• [DESCRIPTION OF THE TASK]
Repeat each entry below exactly.

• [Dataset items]
- - - - -

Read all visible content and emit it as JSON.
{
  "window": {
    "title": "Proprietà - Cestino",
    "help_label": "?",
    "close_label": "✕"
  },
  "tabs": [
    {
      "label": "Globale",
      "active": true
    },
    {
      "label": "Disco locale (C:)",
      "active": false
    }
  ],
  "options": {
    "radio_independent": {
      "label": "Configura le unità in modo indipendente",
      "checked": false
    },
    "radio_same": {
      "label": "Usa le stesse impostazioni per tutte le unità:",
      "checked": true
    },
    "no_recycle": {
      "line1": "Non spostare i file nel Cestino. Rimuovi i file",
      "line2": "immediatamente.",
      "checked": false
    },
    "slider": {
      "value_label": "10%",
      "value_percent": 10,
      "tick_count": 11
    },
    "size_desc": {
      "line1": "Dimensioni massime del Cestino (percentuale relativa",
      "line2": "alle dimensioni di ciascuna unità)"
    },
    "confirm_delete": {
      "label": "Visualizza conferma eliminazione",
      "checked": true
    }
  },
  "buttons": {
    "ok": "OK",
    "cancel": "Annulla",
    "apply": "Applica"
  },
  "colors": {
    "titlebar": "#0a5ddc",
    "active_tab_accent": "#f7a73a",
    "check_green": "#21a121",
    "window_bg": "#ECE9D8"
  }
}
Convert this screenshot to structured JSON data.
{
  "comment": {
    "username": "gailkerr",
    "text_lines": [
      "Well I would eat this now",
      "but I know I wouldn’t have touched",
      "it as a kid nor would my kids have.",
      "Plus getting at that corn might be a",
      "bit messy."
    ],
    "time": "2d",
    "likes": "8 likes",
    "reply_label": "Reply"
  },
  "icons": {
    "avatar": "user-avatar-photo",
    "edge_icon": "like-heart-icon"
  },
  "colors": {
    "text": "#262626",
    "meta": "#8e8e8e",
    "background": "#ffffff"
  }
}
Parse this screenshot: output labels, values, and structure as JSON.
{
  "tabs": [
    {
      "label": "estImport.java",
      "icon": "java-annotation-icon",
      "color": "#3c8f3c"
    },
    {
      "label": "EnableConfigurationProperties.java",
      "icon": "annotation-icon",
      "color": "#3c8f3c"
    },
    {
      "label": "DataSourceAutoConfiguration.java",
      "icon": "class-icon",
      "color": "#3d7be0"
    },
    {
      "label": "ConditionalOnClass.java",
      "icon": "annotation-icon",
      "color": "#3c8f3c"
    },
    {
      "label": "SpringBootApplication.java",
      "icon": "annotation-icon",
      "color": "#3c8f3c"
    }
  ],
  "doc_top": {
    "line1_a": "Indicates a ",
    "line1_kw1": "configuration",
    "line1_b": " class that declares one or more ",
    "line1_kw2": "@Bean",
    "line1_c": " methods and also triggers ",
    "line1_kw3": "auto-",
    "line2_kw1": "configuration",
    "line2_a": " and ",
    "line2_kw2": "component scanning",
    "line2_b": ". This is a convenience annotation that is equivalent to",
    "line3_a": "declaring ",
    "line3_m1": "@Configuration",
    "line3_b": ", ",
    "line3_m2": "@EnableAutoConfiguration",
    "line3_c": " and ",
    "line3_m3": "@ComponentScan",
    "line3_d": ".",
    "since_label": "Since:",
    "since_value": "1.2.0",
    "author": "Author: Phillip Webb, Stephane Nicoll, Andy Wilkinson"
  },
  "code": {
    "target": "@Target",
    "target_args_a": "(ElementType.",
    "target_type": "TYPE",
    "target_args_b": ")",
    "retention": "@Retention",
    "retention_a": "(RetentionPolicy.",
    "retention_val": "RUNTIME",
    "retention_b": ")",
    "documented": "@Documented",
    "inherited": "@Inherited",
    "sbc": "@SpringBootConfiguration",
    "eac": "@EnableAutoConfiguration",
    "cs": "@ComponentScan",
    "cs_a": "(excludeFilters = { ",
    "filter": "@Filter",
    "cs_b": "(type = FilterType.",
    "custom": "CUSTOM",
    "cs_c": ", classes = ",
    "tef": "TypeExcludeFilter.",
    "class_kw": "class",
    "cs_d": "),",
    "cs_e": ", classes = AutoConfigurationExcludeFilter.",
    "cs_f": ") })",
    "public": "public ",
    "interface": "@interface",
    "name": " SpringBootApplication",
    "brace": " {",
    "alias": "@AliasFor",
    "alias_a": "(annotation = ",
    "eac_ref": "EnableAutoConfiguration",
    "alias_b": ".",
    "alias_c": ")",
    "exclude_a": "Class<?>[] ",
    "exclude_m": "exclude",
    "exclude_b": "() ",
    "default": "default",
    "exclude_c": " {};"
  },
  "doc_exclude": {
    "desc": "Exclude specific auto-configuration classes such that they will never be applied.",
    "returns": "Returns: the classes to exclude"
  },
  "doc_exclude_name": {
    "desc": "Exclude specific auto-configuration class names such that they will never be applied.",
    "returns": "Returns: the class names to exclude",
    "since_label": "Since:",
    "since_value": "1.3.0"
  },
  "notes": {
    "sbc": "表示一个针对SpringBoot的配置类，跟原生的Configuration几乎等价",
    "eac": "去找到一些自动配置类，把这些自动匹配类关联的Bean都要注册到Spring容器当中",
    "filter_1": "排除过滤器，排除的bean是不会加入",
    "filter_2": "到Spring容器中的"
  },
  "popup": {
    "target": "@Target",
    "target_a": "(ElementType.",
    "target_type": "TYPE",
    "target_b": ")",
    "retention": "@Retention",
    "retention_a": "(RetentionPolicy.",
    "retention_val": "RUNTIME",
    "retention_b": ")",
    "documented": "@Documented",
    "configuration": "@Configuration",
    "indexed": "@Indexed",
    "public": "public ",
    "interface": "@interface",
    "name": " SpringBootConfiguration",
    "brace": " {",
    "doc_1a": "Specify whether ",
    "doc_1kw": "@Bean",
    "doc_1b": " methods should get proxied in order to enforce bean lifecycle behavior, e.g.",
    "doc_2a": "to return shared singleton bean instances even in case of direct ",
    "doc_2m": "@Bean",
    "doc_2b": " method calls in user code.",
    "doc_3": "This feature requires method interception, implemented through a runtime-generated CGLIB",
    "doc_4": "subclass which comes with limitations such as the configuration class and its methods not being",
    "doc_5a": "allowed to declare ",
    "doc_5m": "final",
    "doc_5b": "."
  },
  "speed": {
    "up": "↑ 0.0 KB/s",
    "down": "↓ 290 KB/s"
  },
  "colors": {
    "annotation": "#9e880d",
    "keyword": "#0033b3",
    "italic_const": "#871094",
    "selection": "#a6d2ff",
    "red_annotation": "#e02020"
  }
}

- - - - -

• [SOLUTION BELOW]
Read all visible content and emit it as JSON.
{
  "window": {
    "title": "Proprietà - Cestino",
    "help_label": "?",
    "close_label": "✕"
  },
  "tabs": [
    {
      "label": "Globale",
      "active": true
    },
    {
      "label": "Disco locale (C:)",
      "active": false
    }
  ],
  "options": {
    "radio_independent": {
      "label": "Configura le unità in modo indipendente",
      "checked": false
    },
    "radio_same": {
      "label": "Usa le stesse impostazioni per tutte le unità:",
      "checked": true
    },
    "no_recycle": {
      "line1": "Non spostare i file nel Cestino. Rimuovi i file",
      "line2": "immediatamente.",
      "checked": false
    },
    "slider": {
      "value_label": "10%",
      "value_percent": 10,
      "tick_count": 11
    },
    "size_desc": {
      "line1": "Dimensioni massime del Cestino (percentuale relativa",
      "line2": "alle dimensioni di ciascuna unità)"
    },
    "confirm_delete": {
      "label": "Visualizza conferma eliminazione",
      "checked": true
    }
  },
  "buttons": {
    "ok": "OK",
    "cancel": "Annulla",
    "apply": "Applica"
  },
  "colors": {
    "titlebar": "#0a5ddc",
    "active_tab_accent": "#f7a73a",
    "check_green": "#21a121",
    "window_bg": "#ECE9D8"
  }
}
Convert this screenshot to structured JSON data.
{
  "comment": {
    "username": "gailkerr",
    "text_lines": [
      "Well I would eat this now",
      "but I know I wouldn’t have touched",
      "it as a kid nor would my kids have.",
      "Plus getting at that corn might be a",
      "bit messy."
    ],
    "time": "2d",
    "likes": "8 likes",
    "reply_label": "Reply"
  },
  "icons": {
    "avatar": "user-avatar-photo",
    "edge_icon": "like-heart-icon"
  },
  "colors": {
    "text": "#262626",
    "meta": "#8e8e8e",
    "background": "#ffffff"
  }
}
Parse this screenshot: output labels, values, and structure as JSON.
{
  "tabs": [
    {
      "label": "estImport.java",
      "icon": "java-annotation-icon",
      "color": "#3c8f3c"
    },
    {
      "label": "EnableConfigurationProperties.java",
      "icon": "annotation-icon",
      "color": "#3c8f3c"
    },
    {
      "label": "DataSourceAutoConfiguration.java",
      "icon": "class-icon",
      "color": "#3d7be0"
    },
    {
      "label": "ConditionalOnClass.java",
      "icon": "annotation-icon",
      "color": "#3c8f3c"
    },
    {
      "label": "SpringBootApplication.java",
      "icon": "annotation-icon",
      "color": "#3c8f3c"
    }
  ],
  "doc_top": {
    "line1_a": "Indicates a ",
    "line1_kw1": "configuration",
    "line1_b": " class that declares one or more ",
    "line1_kw2": "@Bean",
    "line1_c": " methods and also triggers ",
    "line1_kw3": "auto-",
    "line2_kw1": "configuration",
    "line2_a": " and ",
    "line2_kw2": "component scanning",
    "line2_b": ". This is a convenience annotation that is equivalent to",
    "line3_a": "declaring ",
    "line3_m1": "@Configuration",
    "line3_b": ", ",
    "line3_m2": "@EnableAutoConfiguration",
    "line3_c": " and ",
    "line3_m3": "@ComponentScan",
    "line3_d": ".",
    "since_label": "Since:",
    "since_value": "1.2.0",
    "author": "Author: Phillip Webb, Stephane Nicoll, Andy Wilkinson"
  },
  "code": {
    "target": "@Target",
    "target_args_a": "(ElementType.",
    "target_type": "TYPE",
    "target_args_b": ")",
    "retention": "@Retention",
    "retention_a": "(RetentionPolicy.",
    "retention_val": "RUNTIME",
    "retention_b": ")",
    "documented": "@Documented",
    "inherited": "@Inherited",
    "sbc": "@SpringBootConfiguration",
    "eac": "@EnableAutoConfiguration",
    "cs": "@ComponentScan",
    "cs_a": "(excludeFilters = { ",
    "filter": "@Filter",
    "cs_b": "(type = FilterType.",
    "custom": "CUSTOM",
    "cs_c": ", classes = ",
    "tef": "TypeExcludeFilter.",
    "class_kw": "class",
    "cs_d": "),",
    "cs_e": ", classes = AutoConfigurationExcludeFilter.",
    "cs_f": ") })",
    "public": "public ",
    "interface": "@interface",
    "name": " SpringBootApplication",
    "brace": " {",
    "alias": "@AliasFor",
    "alias_a": "(annotation = ",
    "eac_ref": "EnableAutoConfiguration",
    "alias_b": ".",
    "alias_c": ")",
    "exclude_a": "Class<?>[] ",
    "exclude_m": "exclude",
    "exclude_b": "() ",
    "default": "default",
    "exclude_c": " {};"
  },
  "doc_exclude": {
    "desc": "Exclude specific auto-configuration classes such that they will never be applied.",
    "returns": "Returns: the classes to exclude"
  },
  "doc_exclude_name": {
    "desc": "Exclude specific auto-configuration class names such that they will never be applied.",
    "returns": "Returns: the class names to exclude",
    "since_label": "Since:",
    "since_value": "1.3.0"
  },
  "notes": {
    "sbc": "表示一个针对SpringBoot的配置类，跟原生的Configuration几乎等价",
    "eac": "去找到一些自动配置类，把这些自动匹配类关联的Bean都要注册到Spring容器当中",
    "filter_1": "排除过滤器，排除的bean是不会加入",
    "filter_2": "到Spring容器中的"
  },
  "popup": {
    "target": "@Target",
    "target_a": "(ElementType.",
    "target_type": "TYPE",
    "target_b": ")",
    "retention": "@Retention",
    "retention_a": "(RetentionPolicy.",
    "retention_val": "RUNTIME",
    "retention_b": ")",
    "documented": "@Documented",
    "configuration": "@Configuration",
    "indexed": "@Indexed",
    "public": "public ",
    "interface": "@interface",
    "name": " SpringBootConfiguration",
    "brace": " {",
    "doc_1a": "Specify whether ",
    "doc_1kw": "@Bean",
    "doc_1b": " methods should get proxied in order to enforce bean lifecycle behavior, e.g.",
    "doc_2a": "to return shared singleton bean instances even in case of direct ",
    "doc_2m": "@Bean",
    "doc_2b": " method calls in user code.",
    "doc_3": "This feature requires method interception, implemented through a runtime-generated CGLIB",
    "doc_4": "subclass which comes with limitations such as the configuration class and its methods not being",
    "doc_5a": "allowed to declare ",
    "doc_5m": "final",
    "doc_5b": "."
  },
  "speed": {
    "up": "↑ 0.0 KB/s",
    "down": "↓ 290 KB/s"
  },
  "colors": {
    "annotation": "#9e880d",
    "keyword": "#0033b3",
    "italic_const": "#871094",
    "selection": "#a6d2ff",
    "red_annotation": "#e02020"
  }
}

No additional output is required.